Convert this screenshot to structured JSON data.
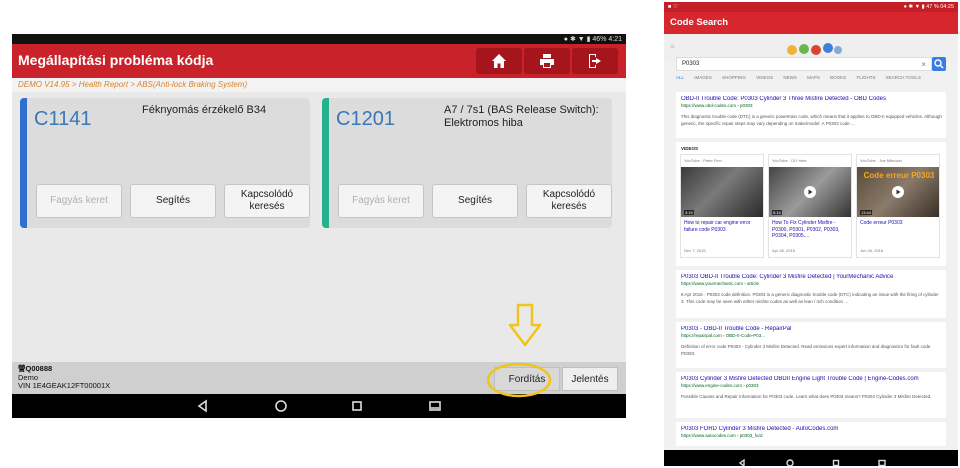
{
  "tablet": {
    "status": {
      "left_icons": "    ",
      "right": "● ✱ ▼ ▮ 46%  4:21"
    },
    "title": "Megállapítási probléma kódja",
    "breadcrumb": "DEMO V14.95 > Health Report > ABS(Anti-lock Braking System)",
    "cards": [
      {
        "code": "C1141",
        "description": "Féknyomás érzékelő B34",
        "accent": "#2e6fd0",
        "buttons": [
          "Fagyás keret",
          "Segítés",
          "Kapcsolódó keresés"
        ]
      },
      {
        "code": "C1201",
        "description": "A7 / 7s1 (BAS Release Switch): Elektromos hiba",
        "accent": "#26b08c",
        "buttons": [
          "Fagyás keret",
          "Segítés",
          "Kapcsolódó keresés"
        ]
      }
    ],
    "footer": {
      "line1": "謍Q00888",
      "line2": "Demo",
      "line3": "VIN 1E4GEAK12FT00001X",
      "translate_label": "Fordítás",
      "report_label": "Jelentés"
    },
    "highlight_color": "#f0c419"
  },
  "phone": {
    "status": {
      "left": "■ ♡",
      "right": "● ✱ ▼ ▮ 47 %  04:25"
    },
    "title": "Code Search",
    "search_value": "P0303",
    "search_clear": "×",
    "tabs": [
      "ALL",
      "IMAGES",
      "SHOPPING",
      "VIDEOS",
      "NEWS",
      "MAPS",
      "BOOKS",
      "FLIGHTS",
      "SEARCH TOOLS"
    ],
    "results_top": {
      "title": "OBD-II Trouble Code: P0303 Cylinder 3 Three Misfire Detected - OBD Codes",
      "url": "https://www.obd-codes.com › p0303",
      "snippet": "This diagnostic trouble code (DTC) is a generic powertrain code, which means that it applies to OBD-II equipped vehicles. Although generic, the specific repair steps may vary depending on make/model. A P0303 code ..."
    },
    "videos_label": "VIDEOS",
    "videos": [
      {
        "source": "YouTube · Peter Finn",
        "duration": "3:19",
        "title": "How to repair car engine error failure code P0303",
        "date": "Dec 7, 2015"
      },
      {
        "source": "YouTube · DIY time",
        "duration": "5:14",
        "title": "How To Fix Cylinder Misfire - P0300, P0301, P0302, P0303, P0304, P0305,...",
        "date": "Apr 28, 2015"
      },
      {
        "source": "YouTube · Joe Mikrocel",
        "duration": "13:44",
        "title": "Code erreur P0303",
        "date": "Jun 26, 2016",
        "overlay": "Code erreur P0303"
      }
    ],
    "results": [
      {
        "title": "P0303 OBD-II Trouble Code: Cylinder 3 Misfire Detected | YourMechanic Advice",
        "url": "https://www.yourmechanic.com › article",
        "snippet": "8 Apr 2016 · P0303 code definition. P0303 is a generic diagnostic trouble code (DTC) indicating an issue with the firing of cylinder 3. This code may be seen with either misfire codes as well as lean / rich condition ..."
      },
      {
        "title": "P0303 - OBD-II Trouble Code - RepairPal",
        "url": "https://repairpal.com › OBD-II-Code-P03...",
        "snippet": "Definition of error code P0303 - Cylinder 3 Misfire Detected. Read emissions expert information and diagnostics for fault code P0303."
      },
      {
        "title": "P0303 Cylinder 3 Misfire Detected OBDII Engine Light Trouble Code | Engine-Codes.com",
        "url": "https://www.engine-codes.com › p0303",
        "snippet": "Possible Causes and Repair Information for P0303 code. Learn what does P0303 means? P0303 Cylinder 3 Misfire Detected."
      },
      {
        "title": "P0303 FORD Cylinder 3 Misfire Detected - AutoCodes.com",
        "url": "https://www.autocodes.com › p0303_ford",
        "snippet": ""
      }
    ]
  }
}
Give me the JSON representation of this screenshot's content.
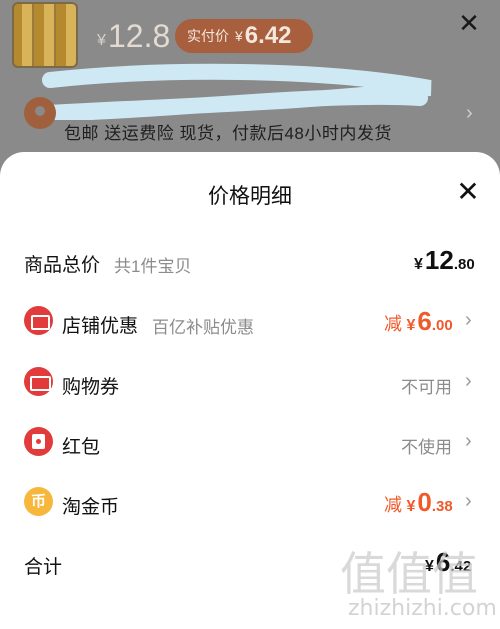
{
  "background": {
    "currency": "¥",
    "price": "12.8",
    "pay_label": "实付价",
    "pay_currency": "¥",
    "pay_value": "6.42",
    "shipping_text": "包邮  送运费险  现货，付款后48小时内发货"
  },
  "sheet": {
    "title": "价格明细",
    "rows": [
      {
        "label": "商品总价",
        "sub": "共1件宝贝",
        "currency": "¥",
        "int": "12",
        "dec": ".80"
      },
      {
        "icon": "shop-discount-icon",
        "label": "店铺优惠",
        "sub": "百亿补贴优惠",
        "prefix": "减",
        "currency": "¥",
        "int": "6",
        "dec": ".00"
      },
      {
        "icon": "coupon-icon",
        "label": "购物券",
        "status": "不可用"
      },
      {
        "icon": "red-packet-icon",
        "label": "红包",
        "status": "不使用"
      },
      {
        "icon": "taojinbi-icon",
        "icon_text": "币",
        "label": "淘金币",
        "prefix": "减",
        "currency": "¥",
        "int": "0",
        "dec": ".38"
      },
      {
        "label": "合计",
        "currency": "¥",
        "int": "6",
        "dec": ".42"
      }
    ]
  },
  "watermark": {
    "glyphs": "值值值",
    "url": "zhizhizhi.com"
  },
  "colors": {
    "accent": "#f05a2a",
    "badge_red": "#e23b3b",
    "coin_gold": "#f6b73c"
  }
}
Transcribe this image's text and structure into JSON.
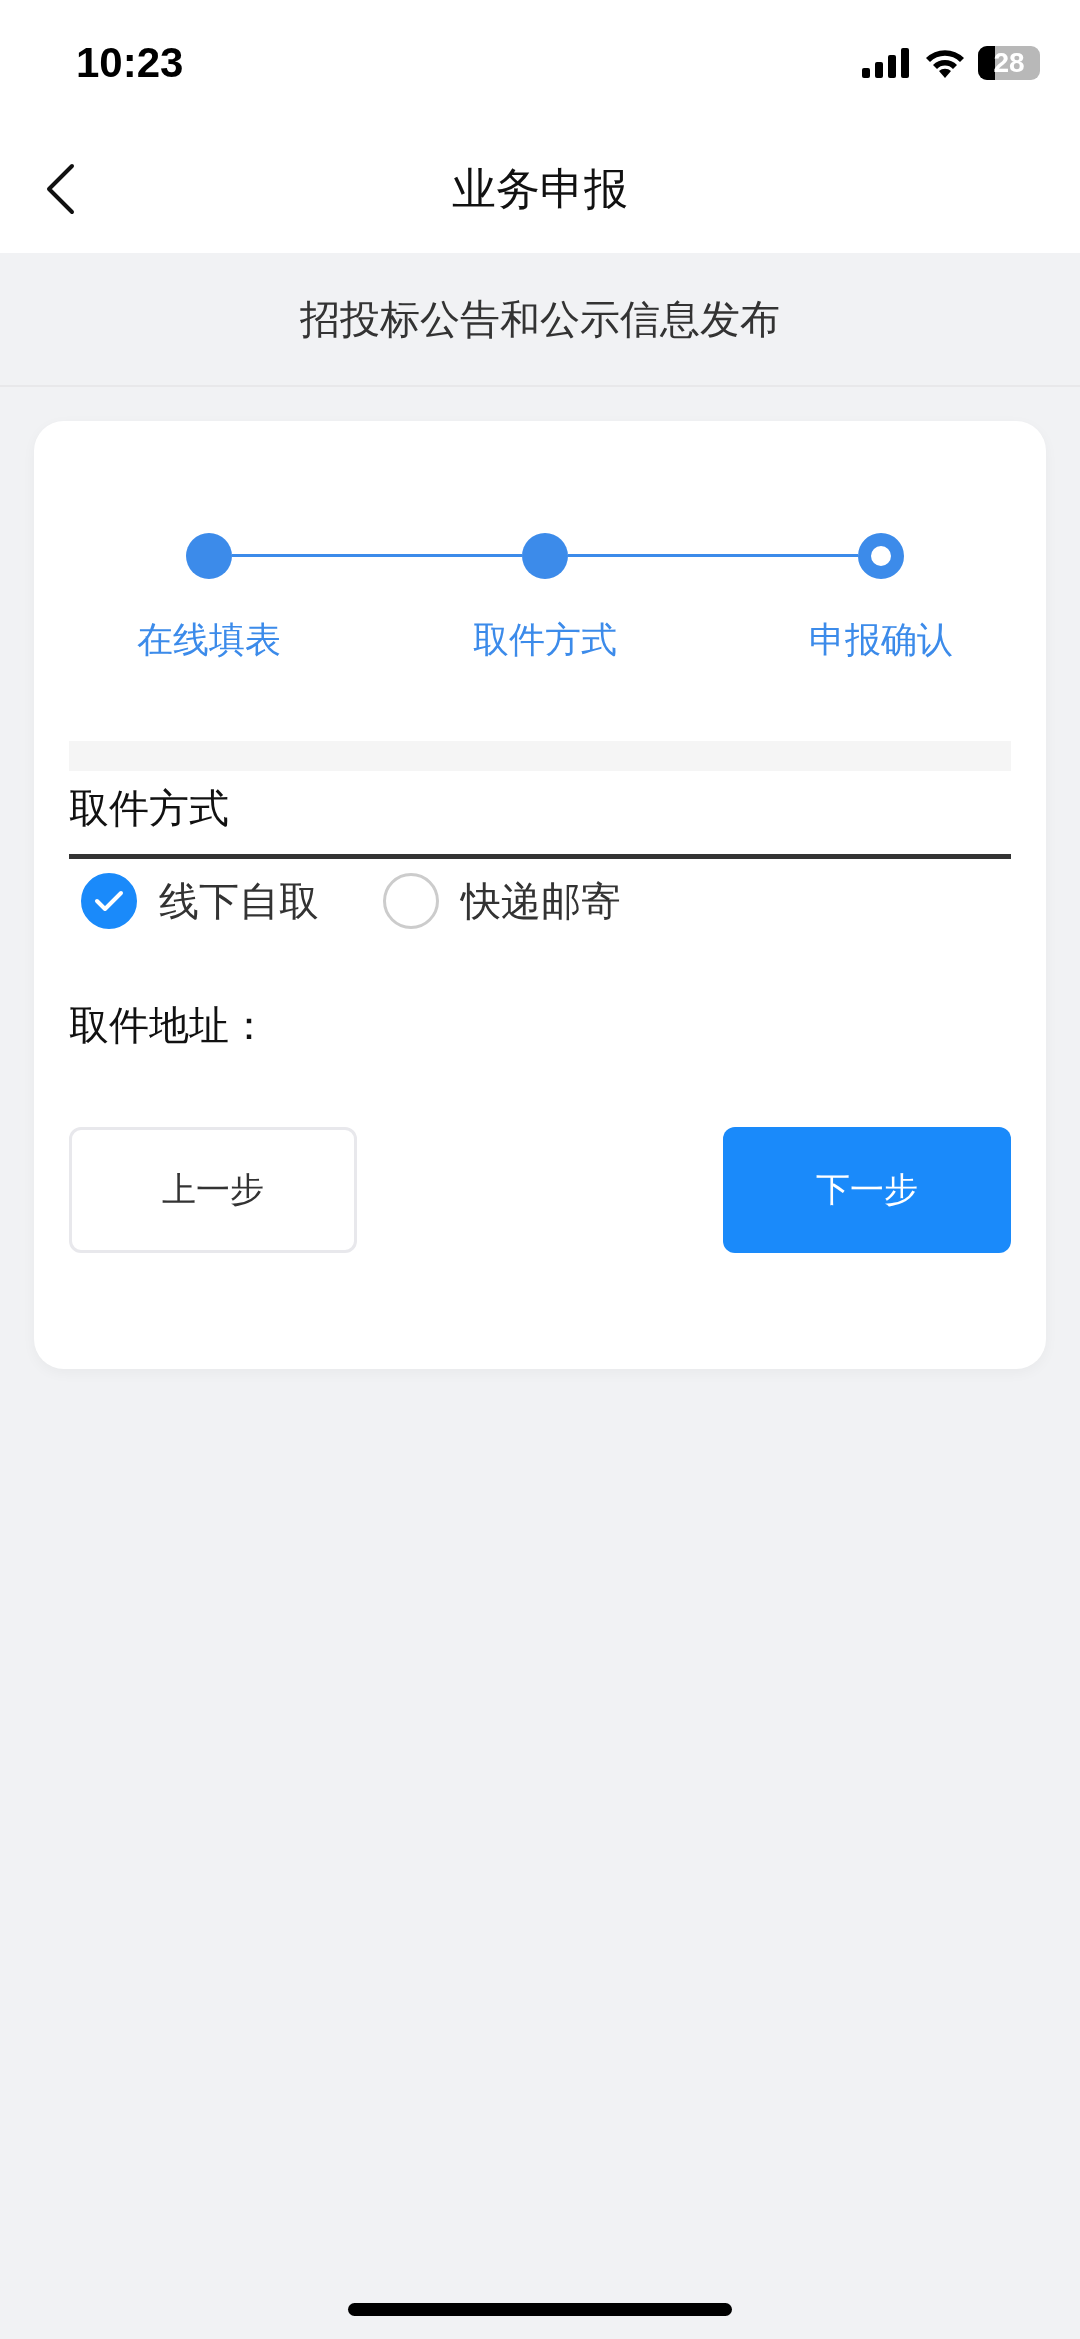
{
  "status_bar": {
    "time": "10:23",
    "battery": "28"
  },
  "nav": {
    "title": "业务申报"
  },
  "subtitle": "招投标公告和公示信息发布",
  "steps": [
    {
      "label": "在线填表",
      "current": false
    },
    {
      "label": "取件方式",
      "current": false
    },
    {
      "label": "申报确认",
      "current": true
    }
  ],
  "section": {
    "title": "取件方式"
  },
  "options": [
    {
      "label": "线下自取",
      "selected": true
    },
    {
      "label": "快递邮寄",
      "selected": false
    }
  ],
  "address_label": "取件地址：",
  "buttons": [
    {
      "label": "上一步",
      "kind": "secondary"
    },
    {
      "label": "下一步",
      "kind": "primary"
    }
  ]
}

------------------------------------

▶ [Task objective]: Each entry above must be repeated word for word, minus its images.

▶ [Response]:
Convert this screenshot to structured JSON data.
{
  "tablet": {
    "status": {
      "left_icons": "    ",
      "right": "● ✱ ▼ ▮ 46%  4:21"
    },
    "title": "Megállapítási probléma kódja",
    "breadcrumb": "DEMO V14.95 > Health Report > ABS(Anti-lock Braking System)",
    "cards": [
      {
        "code": "C1141",
        "description": "Féknyomás érzékelő B34",
        "accent": "#2e6fd0",
        "buttons": [
          "Fagyás keret",
          "Segítés",
          "Kapcsolódó keresés"
        ]
      },
      {
        "code": "C1201",
        "description": "A7 / 7s1 (BAS Release Switch): Elektromos hiba",
        "accent": "#26b08c",
        "buttons": [
          "Fagyás keret",
          "Segítés",
          "Kapcsolódó keresés"
        ]
      }
    ],
    "footer": {
      "line1": "謍Q00888",
      "line2": "Demo",
      "line3": "VIN 1E4GEAK12FT00001X",
      "translate_label": "Fordítás",
      "report_label": "Jelentés"
    },
    "highlight_color": "#f0c419"
  },
  "phone": {
    "status": {
      "left": "■ ♡",
      "right": "● ✱ ▼ ▮ 47 %  04:25"
    },
    "title": "Code Search",
    "search_value": "P0303",
    "search_clear": "×",
    "tabs": [
      "ALL",
      "IMAGES",
      "SHOPPING",
      "VIDEOS",
      "NEWS",
      "MAPS",
      "BOOKS",
      "FLIGHTS",
      "SEARCH TOOLS"
    ],
    "results_top": {
      "title": "OBD-II Trouble Code: P0303 Cylinder 3 Three Misfire Detected - OBD Codes",
      "url": "https://www.obd-codes.com › p0303",
      "snippet": "This diagnostic trouble code (DTC) is a generic powertrain code, which means that it applies to OBD-II equipped vehicles. Although generic, the specific repair steps may vary depending on make/model. A P0303 code ..."
    },
    "videos_label": "VIDEOS",
    "videos": [
      {
        "source": "YouTube · Peter Finn",
        "duration": "3:19",
        "title": "How to repair car engine error failure code P0303",
        "date": "Dec 7, 2015"
      },
      {
        "source": "YouTube · DIY time",
        "duration": "5:14",
        "title": "How To Fix Cylinder Misfire - P0300, P0301, P0302, P0303, P0304, P0305,...",
        "date": "Apr 28, 2015"
      },
      {
        "source": "YouTube · Joe Mikrocel",
        "duration": "13:44",
        "title": "Code erreur P0303",
        "date": "Jun 26, 2016",
        "overlay": "Code erreur P0303"
      }
    ],
    "results": [
      {
        "title": "P0303 OBD-II Trouble Code: Cylinder 3 Misfire Detected | YourMechanic Advice",
        "url": "https://www.yourmechanic.com › article",
        "snippet": "8 Apr 2016 · P0303 code definition. P0303 is a generic diagnostic trouble code (DTC) indicating an issue with the firing of cylinder 3. This code may be seen with either misfire codes as well as lean / rich condition ..."
      },
      {
        "title": "P0303 - OBD-II Trouble Code - RepairPal",
        "url": "https://repairpal.com › OBD-II-Code-P03...",
        "snippet": "Definition of error code P0303 - Cylinder 3 Misfire Detected. Read emissions expert information and diagnostics for fault code P0303."
      },
      {
        "title": "P0303 Cylinder 3 Misfire Detected OBDII Engine Light Trouble Code | Engine-Codes.com",
        "url": "https://www.engine-codes.com › p0303",
        "snippet": "Possible Causes and Repair Information for P0303 code. Learn what does P0303 means? P0303 Cylinder 3 Misfire Detected."
      },
      {
        "title": "P0303 FORD Cylinder 3 Misfire Detected - AutoCodes.com",
        "url": "https://www.autocodes.com › p0303_ford",
        "snippet": ""
      }
    ]
  }
}
Give me the JSON representation of this screenshot's content.
{
  "background": {
    "currency": "¥",
    "price": "12.8",
    "pay_label": "实付价",
    "pay_currency": "¥",
    "pay_value": "6.42",
    "shipping_text": "包邮  送运费险  现货，付款后48小时内发货"
  },
  "sheet": {
    "title": "价格明细",
    "rows": [
      {
        "label": "商品总价",
        "sub": "共1件宝贝",
        "currency": "¥",
        "int": "12",
        "dec": ".80"
      },
      {
        "icon": "shop-discount-icon",
        "label": "店铺优惠",
        "sub": "百亿补贴优惠",
        "prefix": "减",
        "currency": "¥",
        "int": "6",
        "dec": ".00"
      },
      {
        "icon": "coupon-icon",
        "label": "购物券",
        "status": "不可用"
      },
      {
        "icon": "red-packet-icon",
        "label": "红包",
        "status": "不使用"
      },
      {
        "icon": "taojinbi-icon",
        "icon_text": "币",
        "label": "淘金币",
        "prefix": "减",
        "currency": "¥",
        "int": "0",
        "dec": ".38"
      },
      {
        "label": "合计",
        "currency": "¥",
        "int": "6",
        "dec": ".42"
      }
    ]
  },
  "watermark": {
    "glyphs": "值值值",
    "url": "zhizhizhi.com"
  },
  "colors": {
    "accent": "#f05a2a",
    "badge_red": "#e23b3b",
    "coin_gold": "#f6b73c"
  }
}
Transcribe this image's text and structure into JSON.
{
  "status_bar": {
    "time": "10:23",
    "battery": "28"
  },
  "nav": {
    "title": "业务申报"
  },
  "subtitle": "招投标公告和公示信息发布",
  "steps": [
    {
      "label": "在线填表",
      "current": false
    },
    {
      "label": "取件方式",
      "current": false
    },
    {
      "label": "申报确认",
      "current": true
    }
  ],
  "section": {
    "title": "取件方式"
  },
  "options": [
    {
      "label": "线下自取",
      "selected": true
    },
    {
      "label": "快递邮寄",
      "selected": false
    }
  ],
  "address_label": "取件地址：",
  "buttons": [
    {
      "label": "上一步",
      "kind": "secondary"
    },
    {
      "label": "下一步",
      "kind": "primary"
    }
  ]
}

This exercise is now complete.